I opened my eyes for the first time when I was 16. I crossed the Strait of Gibraltar to spend some time in the markets of Tangier, Morocco. I was so overwhelmed by the mass of shops, merchants and gypsies that I was unable to focus on any individual detail. Butchers laid out meat and entrails on stands in the streets, vendors sprayed water on fresh (and not so fresh) produce and panhandlers chased my shadow chanting, “money, money, dinero.” Processing the entirety of my new environment was nearly impossible.
After perusing a hookah shop, I began to realize that I had yet to see a Moroccan girl my age. I questioned a Spanish guide, who informed me that they were too young to be out. I further questioned the burqas. In my young, ethnocentric mind, I thought these people were imprisoned. To my surprise, I was told that the garments were liberating. A burqa offered refuge to women. There were no concerns over using makeup to be acceptably attractive or being eyed on the streets. The revelation made me feel as though I had been looking at the world through stained glass, never seeing its true colors.
In describing my travels, it would be easier for me to state that the only continents on which I have yet to set foot are South America and Antarctica. Nevertheless, despite all the lands and cultures I have encountered, my experiences are limited. The world is incredibly dynamic; so much so that it can neither be experienced within a single lifetime nor through a single medium. In that, I must stress how there is no substitute, no alternative, to perceiving life outside of actual experience. No photograph, no movie, no book will ever surpass your imagination in allowing you to feel something foreign.
I was enveloped by two clashing cultures in my upbringing, as I was raised by a liberal, Roman-Catholic, Mexican immigrant mother during school years and a conservative, Baptist, caucasian military father during summers. I felt as though I had to be two different people. Though a dozen years ago I could not discern how beneficial the situation was to me, I later recognized the advantages of fluidity in identity. Beyond empathy, I could actually live another culture.
Two years after Tangier, I signed a military contract. Infantry school provided my first opportunity for cultural immersion. I had not initially considered any facet of the organization cultural, but it was nonetheless. Chauvinism, masculinity and, especially, heterosexuality were heavily instilled, becoming a source of measurement by which any soldier could be valued. Competition was an integral part of the infantry system. Status and social standing surrounded the most physically fit, heaviest drinking, manliest, most well-trained soldiers. As a non-drinking, tattoo-less, virgin standing at five-feet-and-seven-inches tall, weighing less than 140 pounds, I was an abnormal infantryman. Those qualities also made me untrustworthy.
Two years into my military service, I was provided my first opportunity to live another culture: Arab culture. However, in the eyes of my immediate leadership, I was not prepared to deploy. Despite my expert gunner status, among other skillsets, I could not be trusted in a combat setting. No military training could establish my combat readiness. In their eyes, only an 11-hour outing at a strip club could prove my title as infantryman.

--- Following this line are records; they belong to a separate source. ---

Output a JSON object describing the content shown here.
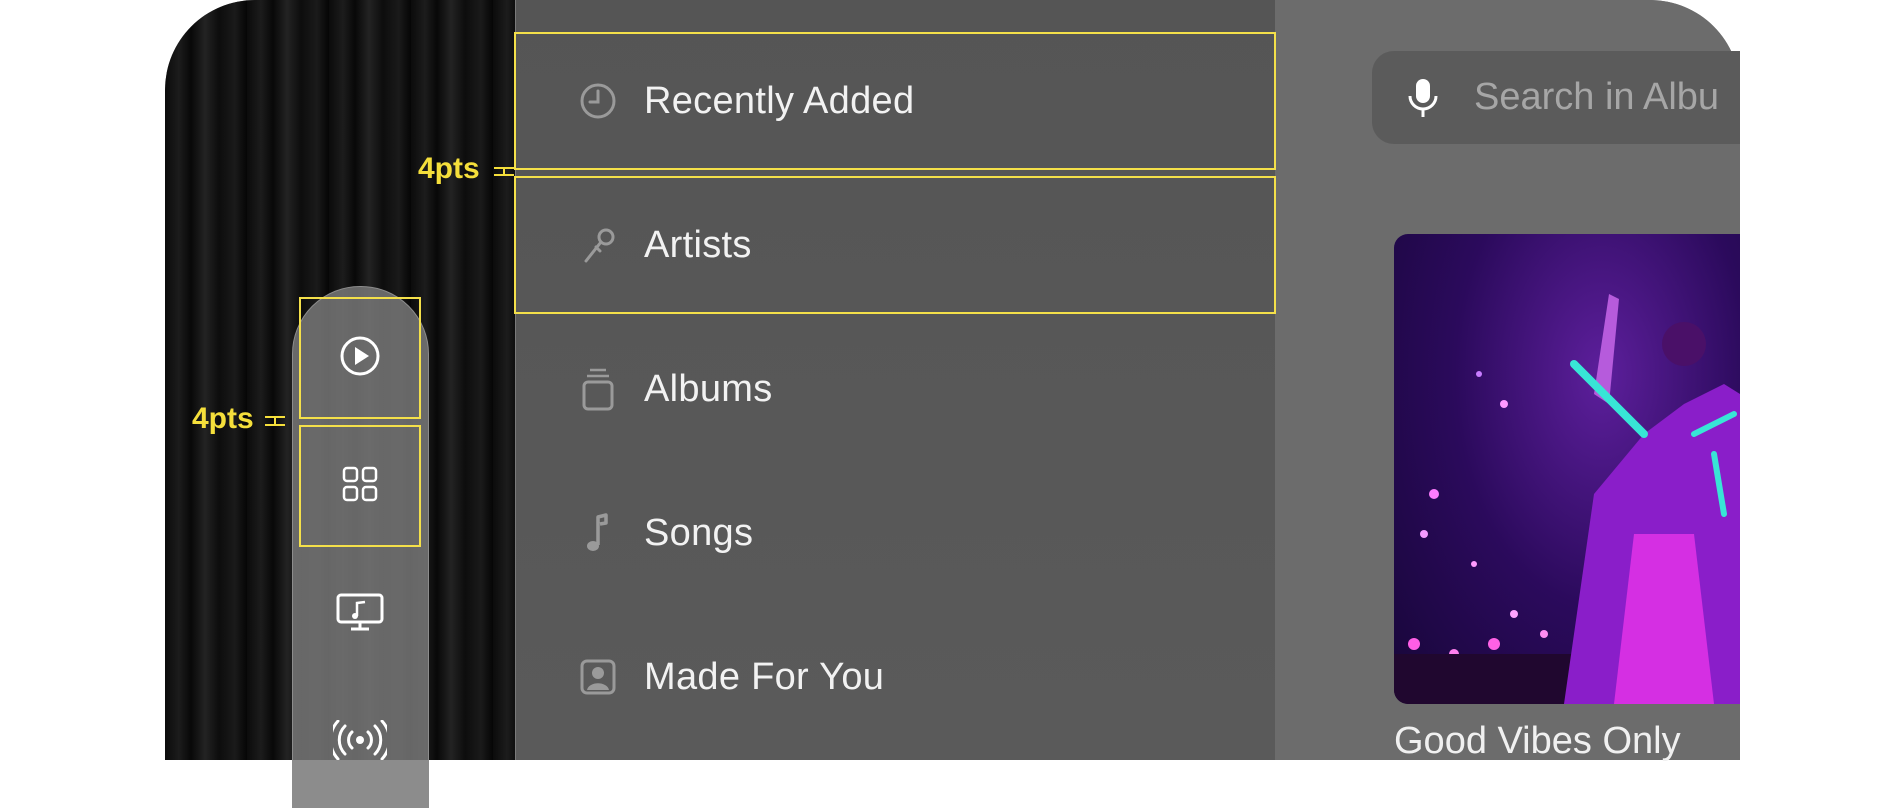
{
  "annotations": {
    "spacing_top": "4pts",
    "spacing_left": "4pts",
    "highlight_color": "#f4e04a"
  },
  "library": {
    "items": [
      {
        "label": "Recently Added",
        "icon": "clock-icon"
      },
      {
        "label": "Artists",
        "icon": "microphone-icon"
      },
      {
        "label": "Albums",
        "icon": "albums-stack-icon"
      },
      {
        "label": "Songs",
        "icon": "music-note-icon"
      },
      {
        "label": "Made For You",
        "icon": "person-square-icon"
      }
    ]
  },
  "tabbar": {
    "tabs": [
      {
        "name": "Play",
        "icon": "play-circle-icon"
      },
      {
        "name": "Browse",
        "icon": "grid-icon"
      },
      {
        "name": "Video",
        "icon": "display-music-icon"
      },
      {
        "name": "Radio",
        "icon": "broadcast-icon"
      }
    ]
  },
  "search": {
    "placeholder": "Search in Albu"
  },
  "content": {
    "album_title": "Good Vibes Only"
  }
}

Throughout a year-long tour, I only had one opportunity for direct cultural experience. It was called “visitor control detail,” which maintained an aura of punishment. The responsibility to conduct the detail was cycled throughout multiple platoons of multiple companies and it meant being pulled from missions for three to four weeks. In summary, the detail required drawing ten local nationals per one soldier. The locals, some underage with obviously false documentation stating otherwise, performed various services around our base from 7 a.m. to 6 p.m. for roughly five American dollars, all under the armed supervision of their military escorts. While the other soldiers viewed this activity as punishing, I pursued it as an opportunity for cultural experience by interacting and communicating with the Iraqis at every given moment. The Army knew just as well as I did the importance of cultural awareness. My entire unit had to attend classes on Iraqi culture and we were all provided culture “smart cards” prior to entering the country. A key to “winning hearts and minds” is being open-minded.
I strive to maintain an open mind both abroad and at home, as foreign experiences are not just limited to military enlistment or out of country travels; they can be encountered within our own neighborhood. I spent a summer interning at the Gallatin Rest Home. Western media instilled in me the notion that it would be full of crazy, racist, old people, abusive staff and strong odors; another example of the misperceptions of life augmented by inexperience. What I found instead was friendship in a man who had regretfully lived the entirety of his life having never left the vicinity of Bozeman.
An open mind and a willingness to experience the foreign world of gerontology allowed me to discover my future career. When informed of my pursuit of geriatric work, people tend to ask, “like, wiping old people’s asses?” They do not consider social services or activities coordination or administrative work. Why? Because we program ourselves to filter perspectives through stereotypes as it is the only way we can visualize the foreign world.
We are compelled to understand the world. We are compelled to understand life. Even in the absence of experience, we find ways to gain insight into the things alien to us. With no physical evidence or experience of an afterlife, or lack thereof, the majority of the world’s population has some idea of what will happen after death. Popular opinion is the foundation on which perspective is built. In that sense, those who have only known gerontology through television’s depiction of nursing homes will think sponge baths and spoon-feeding when forced to visualize geriatric work. Television, like other mediums, keeps the foreign world foreign. Life is not restricted to the confines of the digital or literary worlds. Life happens, and no amount of wishful thinking or ignorance will deter it. Everyone should perpetuate an open mind to any situation without regard to its positive or negative results.